Live poker has been greatly affected this year, with the risks tied to the novel coronavirus remaining a serious concern for public health. Considering the limitations, Australia has seen its share of live games making a gradual comeback, offering cash games to players eager to enjoy some poker action. However, local enthusiasts will have to wait a bit more before live events see a return in the gaming scene.
While many were hopeful for an exciting year ahead, news of 2021 major poker events being placed on hold until further notice brought a slight yet expected disappointment to the Australian market. The annual Aussie Millions which has been a popular key event since 1998, has been revealed to be postponed indefinitely given the circumstances. Reported on its official website, Crown likewise announced all other poker events for the following year to be placed on hold due to the COVID-19 global pandemic.
In its statement, the company highlighted their concern to keep the health and safety of the community, a number one priority. Crown additionally assured its patrons that they are closely following government mandates and expert health advice, adapting its response to the developing situation.
“Crown will continue to monitor and review the situation, working closely with the Victorian Government and health authorities to determine if and when such events can be safely revisited. We look forward to scheduling these long-standing annual events when it is deemed safe for us to do so.”
Earlier this year, Crown was forced to cancel the 2020 Crown Poker Championship, another staple event in the country’s poker calendar. Originally scheduled to run last April, this unfortunate news eventually led all other live events for the rest of the year to take a step back. With the uncertainty of the pandemic still at bay, many can sadly expect 2021 to not be widely different from the trend we have seen this 2020.
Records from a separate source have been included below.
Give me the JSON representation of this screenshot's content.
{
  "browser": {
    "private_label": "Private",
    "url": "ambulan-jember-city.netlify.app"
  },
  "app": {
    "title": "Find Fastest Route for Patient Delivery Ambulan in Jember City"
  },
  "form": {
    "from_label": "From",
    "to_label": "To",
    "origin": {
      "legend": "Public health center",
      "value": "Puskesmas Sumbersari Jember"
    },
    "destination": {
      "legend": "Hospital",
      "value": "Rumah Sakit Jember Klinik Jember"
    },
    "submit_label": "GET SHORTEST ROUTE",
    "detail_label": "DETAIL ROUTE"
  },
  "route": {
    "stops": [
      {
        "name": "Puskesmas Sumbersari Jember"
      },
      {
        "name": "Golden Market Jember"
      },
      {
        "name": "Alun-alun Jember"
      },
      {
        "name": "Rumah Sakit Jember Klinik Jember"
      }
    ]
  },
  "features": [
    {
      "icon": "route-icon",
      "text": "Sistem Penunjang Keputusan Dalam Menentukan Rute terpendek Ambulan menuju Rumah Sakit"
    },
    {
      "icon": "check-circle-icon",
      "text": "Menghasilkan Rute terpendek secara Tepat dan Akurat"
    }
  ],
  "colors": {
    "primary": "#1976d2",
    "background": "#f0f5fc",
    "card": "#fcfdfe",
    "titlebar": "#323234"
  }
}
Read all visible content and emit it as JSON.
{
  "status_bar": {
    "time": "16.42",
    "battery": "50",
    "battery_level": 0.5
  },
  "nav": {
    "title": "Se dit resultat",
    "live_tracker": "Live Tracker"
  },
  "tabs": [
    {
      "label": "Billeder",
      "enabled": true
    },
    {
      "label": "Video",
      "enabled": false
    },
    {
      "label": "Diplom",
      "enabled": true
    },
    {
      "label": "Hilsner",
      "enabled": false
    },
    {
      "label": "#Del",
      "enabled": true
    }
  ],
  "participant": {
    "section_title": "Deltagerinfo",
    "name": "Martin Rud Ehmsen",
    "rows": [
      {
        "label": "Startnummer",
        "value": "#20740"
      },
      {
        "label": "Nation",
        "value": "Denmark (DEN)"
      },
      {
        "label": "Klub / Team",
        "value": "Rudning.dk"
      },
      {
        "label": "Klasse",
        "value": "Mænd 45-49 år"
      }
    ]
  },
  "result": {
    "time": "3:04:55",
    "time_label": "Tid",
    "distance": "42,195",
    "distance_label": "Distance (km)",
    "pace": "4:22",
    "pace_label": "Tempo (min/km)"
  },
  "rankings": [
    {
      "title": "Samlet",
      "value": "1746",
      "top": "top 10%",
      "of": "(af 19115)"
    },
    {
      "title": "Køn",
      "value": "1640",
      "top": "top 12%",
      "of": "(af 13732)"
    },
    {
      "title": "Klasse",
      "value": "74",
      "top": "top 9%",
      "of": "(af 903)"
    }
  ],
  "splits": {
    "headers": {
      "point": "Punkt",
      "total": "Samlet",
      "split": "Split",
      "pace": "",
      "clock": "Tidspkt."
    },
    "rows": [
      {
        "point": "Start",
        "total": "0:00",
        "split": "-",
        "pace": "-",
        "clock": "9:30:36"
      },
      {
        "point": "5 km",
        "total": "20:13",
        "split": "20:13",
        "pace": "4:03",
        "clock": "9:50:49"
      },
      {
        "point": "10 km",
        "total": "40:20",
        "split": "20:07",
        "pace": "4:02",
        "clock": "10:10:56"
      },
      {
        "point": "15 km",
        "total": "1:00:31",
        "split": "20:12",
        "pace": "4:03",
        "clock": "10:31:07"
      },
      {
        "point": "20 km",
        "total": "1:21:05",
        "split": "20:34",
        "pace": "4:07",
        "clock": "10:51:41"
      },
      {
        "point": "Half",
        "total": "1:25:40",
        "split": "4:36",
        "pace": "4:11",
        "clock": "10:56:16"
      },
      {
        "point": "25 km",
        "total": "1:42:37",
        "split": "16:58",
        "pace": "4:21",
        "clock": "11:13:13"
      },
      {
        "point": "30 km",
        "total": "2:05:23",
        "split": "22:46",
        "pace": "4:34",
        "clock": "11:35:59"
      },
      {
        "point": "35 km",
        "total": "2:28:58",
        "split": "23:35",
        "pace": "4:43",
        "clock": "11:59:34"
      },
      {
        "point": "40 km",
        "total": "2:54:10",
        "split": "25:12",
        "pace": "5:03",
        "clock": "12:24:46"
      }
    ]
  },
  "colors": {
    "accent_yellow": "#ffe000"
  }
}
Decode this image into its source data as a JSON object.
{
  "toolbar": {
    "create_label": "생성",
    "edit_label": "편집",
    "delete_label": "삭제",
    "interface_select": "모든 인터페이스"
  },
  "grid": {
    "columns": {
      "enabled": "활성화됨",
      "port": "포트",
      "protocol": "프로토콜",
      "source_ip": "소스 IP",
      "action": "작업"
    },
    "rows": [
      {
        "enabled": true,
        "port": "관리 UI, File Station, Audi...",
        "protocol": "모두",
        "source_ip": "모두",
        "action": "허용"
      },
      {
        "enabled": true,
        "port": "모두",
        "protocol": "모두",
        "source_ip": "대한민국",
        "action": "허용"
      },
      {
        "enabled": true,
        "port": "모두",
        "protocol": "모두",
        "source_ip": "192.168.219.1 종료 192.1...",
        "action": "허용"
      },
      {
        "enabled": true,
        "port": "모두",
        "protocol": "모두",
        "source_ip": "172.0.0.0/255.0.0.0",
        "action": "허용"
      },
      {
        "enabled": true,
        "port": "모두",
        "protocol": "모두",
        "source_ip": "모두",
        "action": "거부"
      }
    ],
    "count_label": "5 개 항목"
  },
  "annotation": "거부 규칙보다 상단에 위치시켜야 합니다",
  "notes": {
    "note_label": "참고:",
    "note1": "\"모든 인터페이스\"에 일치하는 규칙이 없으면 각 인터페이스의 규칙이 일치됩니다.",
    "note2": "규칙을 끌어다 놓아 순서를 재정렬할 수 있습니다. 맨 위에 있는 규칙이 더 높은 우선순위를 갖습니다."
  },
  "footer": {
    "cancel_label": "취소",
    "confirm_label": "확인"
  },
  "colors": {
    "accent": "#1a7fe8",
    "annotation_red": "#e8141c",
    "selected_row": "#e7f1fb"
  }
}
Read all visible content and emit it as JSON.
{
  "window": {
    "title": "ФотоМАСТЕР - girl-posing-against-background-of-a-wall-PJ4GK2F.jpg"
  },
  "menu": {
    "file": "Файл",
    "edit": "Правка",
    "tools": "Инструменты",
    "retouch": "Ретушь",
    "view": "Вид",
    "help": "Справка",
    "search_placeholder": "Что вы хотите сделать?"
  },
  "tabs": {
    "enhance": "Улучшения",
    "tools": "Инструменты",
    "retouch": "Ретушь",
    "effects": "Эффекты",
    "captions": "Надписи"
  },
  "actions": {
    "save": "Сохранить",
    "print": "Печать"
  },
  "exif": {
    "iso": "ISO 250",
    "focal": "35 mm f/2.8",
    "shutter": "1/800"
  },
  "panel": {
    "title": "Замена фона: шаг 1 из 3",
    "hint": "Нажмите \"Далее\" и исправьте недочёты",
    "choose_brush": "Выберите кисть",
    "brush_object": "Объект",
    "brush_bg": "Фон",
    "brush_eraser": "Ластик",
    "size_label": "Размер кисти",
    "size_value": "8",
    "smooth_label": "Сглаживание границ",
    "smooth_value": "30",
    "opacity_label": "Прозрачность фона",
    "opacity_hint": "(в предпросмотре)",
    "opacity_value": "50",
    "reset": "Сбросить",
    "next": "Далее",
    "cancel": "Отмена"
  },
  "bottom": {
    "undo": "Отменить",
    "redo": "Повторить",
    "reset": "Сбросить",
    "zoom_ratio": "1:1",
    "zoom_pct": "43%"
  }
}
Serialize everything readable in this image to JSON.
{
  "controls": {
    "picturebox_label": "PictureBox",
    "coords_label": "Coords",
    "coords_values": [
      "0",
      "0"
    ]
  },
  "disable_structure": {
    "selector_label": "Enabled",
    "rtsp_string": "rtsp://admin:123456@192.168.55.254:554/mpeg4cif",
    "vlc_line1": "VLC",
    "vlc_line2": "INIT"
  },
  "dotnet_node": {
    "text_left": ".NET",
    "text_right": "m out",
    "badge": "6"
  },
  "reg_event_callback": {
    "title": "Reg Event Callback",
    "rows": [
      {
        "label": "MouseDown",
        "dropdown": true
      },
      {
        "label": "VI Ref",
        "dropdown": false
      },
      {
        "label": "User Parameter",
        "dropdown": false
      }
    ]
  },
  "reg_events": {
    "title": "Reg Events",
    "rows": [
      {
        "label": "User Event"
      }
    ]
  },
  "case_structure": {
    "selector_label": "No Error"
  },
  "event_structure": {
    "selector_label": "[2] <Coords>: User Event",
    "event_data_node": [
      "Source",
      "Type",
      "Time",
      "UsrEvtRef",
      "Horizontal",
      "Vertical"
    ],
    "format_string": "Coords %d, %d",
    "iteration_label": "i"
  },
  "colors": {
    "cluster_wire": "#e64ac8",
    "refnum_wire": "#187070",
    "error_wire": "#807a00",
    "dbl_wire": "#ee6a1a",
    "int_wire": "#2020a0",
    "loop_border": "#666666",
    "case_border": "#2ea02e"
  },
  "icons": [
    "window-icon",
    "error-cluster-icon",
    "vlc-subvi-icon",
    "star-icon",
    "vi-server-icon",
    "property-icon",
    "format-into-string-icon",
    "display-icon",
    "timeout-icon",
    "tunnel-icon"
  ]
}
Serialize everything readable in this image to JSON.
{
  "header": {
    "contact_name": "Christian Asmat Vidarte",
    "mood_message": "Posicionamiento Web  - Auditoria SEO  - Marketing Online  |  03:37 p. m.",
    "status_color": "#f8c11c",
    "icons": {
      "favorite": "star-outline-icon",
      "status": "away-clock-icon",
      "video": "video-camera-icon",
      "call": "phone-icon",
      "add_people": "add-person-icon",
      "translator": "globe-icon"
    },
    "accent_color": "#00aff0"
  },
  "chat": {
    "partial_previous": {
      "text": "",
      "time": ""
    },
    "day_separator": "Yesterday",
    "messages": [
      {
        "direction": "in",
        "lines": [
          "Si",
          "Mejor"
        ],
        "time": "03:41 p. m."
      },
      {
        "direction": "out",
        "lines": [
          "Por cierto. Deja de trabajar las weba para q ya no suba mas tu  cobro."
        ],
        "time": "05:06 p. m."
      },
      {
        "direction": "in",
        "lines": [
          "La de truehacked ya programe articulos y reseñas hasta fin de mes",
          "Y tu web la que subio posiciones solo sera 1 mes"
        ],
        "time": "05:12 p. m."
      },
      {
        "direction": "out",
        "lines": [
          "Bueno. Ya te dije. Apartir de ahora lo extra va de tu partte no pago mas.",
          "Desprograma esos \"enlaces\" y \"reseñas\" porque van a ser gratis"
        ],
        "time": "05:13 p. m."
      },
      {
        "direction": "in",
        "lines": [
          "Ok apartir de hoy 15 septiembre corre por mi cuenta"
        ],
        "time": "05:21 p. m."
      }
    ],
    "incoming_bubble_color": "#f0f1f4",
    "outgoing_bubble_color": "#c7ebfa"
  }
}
Australia’s largest poker festival
The Aussie Millions is a major poker series traditionally held in the month of January every year, consistently drawing in its fair share of international players to compete for its large prize pools. Starting off as a 74-entry tournament when it first debuted in 1998, the popular event has seen tremendous growth, garnering a total of 800 entries for this year’s Main Event alone.
Latest champions in recent years, Vincent Wan, Bryn Kenney and Toby Lewis each received a payout well over AU$1 million for their victories. Prize pools for its Main Events reach the AU$8 million (~US$5.8 million) mark, making the festival a worthwhile experience for many travelers as well as skilled pros. Aside from its AU$10,600 Main Event, the series also offers high buy-in events such as the AU$50k and AU$100k challenges wherein players Michael Addamo and Kahle Burns claimed seven-figure prizes this year for their impressive triumph.
While numerous live poker events have transitioned to the online gaming scene, Australia will have to completely miss out on the increasing online traffic in line with its government regulations. The Interactive Gambling Act originally introduced in 2001, prohibits real money online poker to be offered or promoted within the country, adding the Interactive Gambling Amendment Bill in 2017 which forced offshore operators to leave the Australian market. Left with limited options, Australian players will just have to practice patience and wait for further updates when the situation ultimately improves for the better.